In a newly published article on Open Global Rights, Jack Barry, who recently joined the Center for Public Interest Communications as a postdoc research associate, argues that the COVID-19 pandemic has exposed the unfortunate reality that many millions of people staying at home under lockdown are without unfettered internet access, which for some could threaten their health, education, and access to work.
Barry writes: “Access to information could be the difference between life and death for many as the world battles this pandemic. Charts showing the importance of flattening the curve have been going viral in an effort to increase knowledge aimed at slowing the spread of the virus. Governmental websites show where the virus is spreading and list numbers to call for help, or information on where to get tested. Yet, as many people still lack access to the internet, these online efforts will not reach everyone.”
He says “it’s time to demand direct action from nation-states…declaring access a human right with governmental responsibility to provide access for low-income people.” Currently, the United Nations has stopped short of declaring internet access a human right that the government should provide.

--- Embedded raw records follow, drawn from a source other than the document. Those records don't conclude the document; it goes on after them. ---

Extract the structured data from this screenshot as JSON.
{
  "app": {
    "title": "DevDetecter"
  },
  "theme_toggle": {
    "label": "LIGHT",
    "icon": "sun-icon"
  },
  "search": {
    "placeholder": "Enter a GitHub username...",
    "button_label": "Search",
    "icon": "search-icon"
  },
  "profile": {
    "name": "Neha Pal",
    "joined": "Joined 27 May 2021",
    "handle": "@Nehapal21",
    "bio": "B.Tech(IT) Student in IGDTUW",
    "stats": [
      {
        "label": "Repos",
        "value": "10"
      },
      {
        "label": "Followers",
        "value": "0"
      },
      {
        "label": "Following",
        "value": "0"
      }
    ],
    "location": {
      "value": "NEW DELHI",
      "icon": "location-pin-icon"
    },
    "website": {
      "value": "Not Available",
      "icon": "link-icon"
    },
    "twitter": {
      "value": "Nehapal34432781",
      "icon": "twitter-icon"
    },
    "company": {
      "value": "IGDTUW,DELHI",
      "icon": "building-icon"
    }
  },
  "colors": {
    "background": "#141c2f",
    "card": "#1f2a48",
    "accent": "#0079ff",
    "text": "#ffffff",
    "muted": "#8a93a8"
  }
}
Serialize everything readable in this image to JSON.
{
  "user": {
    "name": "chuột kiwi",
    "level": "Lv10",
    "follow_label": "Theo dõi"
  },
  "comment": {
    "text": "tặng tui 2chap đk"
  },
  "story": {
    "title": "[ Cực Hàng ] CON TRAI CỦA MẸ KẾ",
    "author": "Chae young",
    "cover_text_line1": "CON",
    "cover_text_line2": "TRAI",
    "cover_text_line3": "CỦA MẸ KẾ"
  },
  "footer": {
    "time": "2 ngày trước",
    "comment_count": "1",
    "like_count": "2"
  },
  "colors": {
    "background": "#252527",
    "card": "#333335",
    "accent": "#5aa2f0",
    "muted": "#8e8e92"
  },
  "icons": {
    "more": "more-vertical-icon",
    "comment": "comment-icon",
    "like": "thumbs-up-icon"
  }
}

Barry adds that “the internet has become simply too vital in its ability to disperse information on how to stay safe during this crisis, its ability to allow many to work from home, and in helping us educate our children at home, for anyone to go without.”